Hyperdiploid multiple myeloma (H-MM) is the most common form of myeloma. In this gene expression profiling study, we show that H-MM is defined by a protein biosynthesis signature that is primarily driven by a gene dosage mechanism as a result of trisomic chromosomes. Within H-MM, four independently validated patient clusters overexpressing nonoverlapping sets of genes that form cognate pathways/networks that have potential biological importance in multiple myeloma were identified. One prominent cluster, cluster 1, is characterized by high expression of cancer testis antigen and proliferation-associated genes. Tumors from these patients were more proliferative than tumors in other clusters (median plasma cell labeling index, 3.8; P < 0.05). Another cluster, cluster 3, is characterized by genes involved in tumor necrosis factor/nuclear factor-κB signaling and antiapoptosis. These patients have better response to bortezomib as compared with patients within other clusters (70% versus 29%; P = 0.02). Furthermore, for a group of patients generally thought to have better prognosis, a cluster of patients with short survival (cluster 1; median survival, 27 months) could be identified. This analysis illustrates the heterogeneity within H-MM and the importance of defining specific cytogenetic prognostic factors.

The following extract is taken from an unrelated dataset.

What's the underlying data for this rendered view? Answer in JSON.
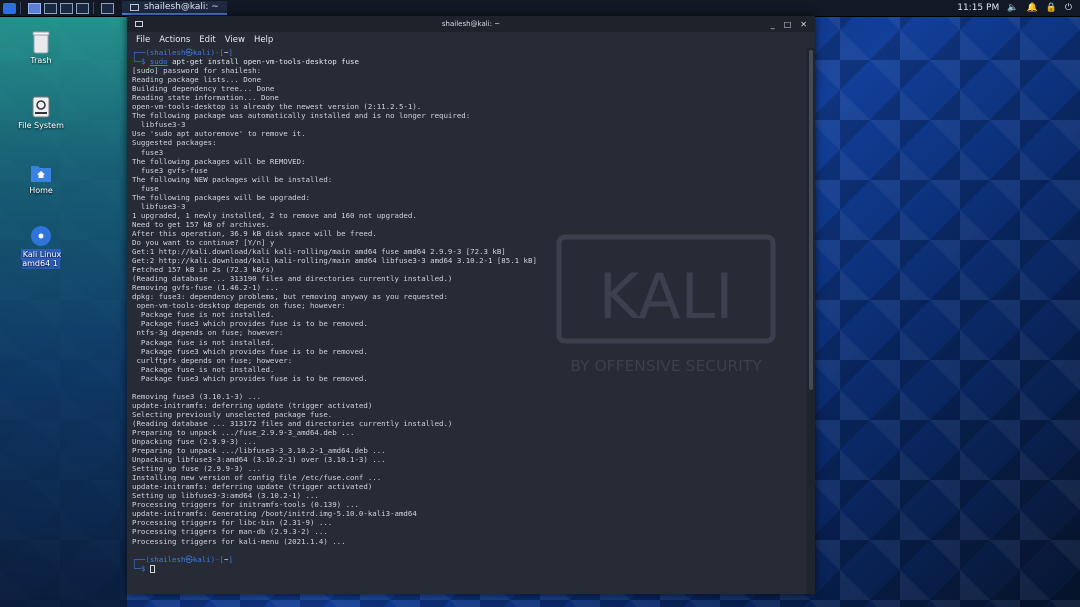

Furthermore, the signatures that defined these clusters may provide a basis for tailoring treatment to individual patients.
ASJC Scopus subject areas
- Cancer Research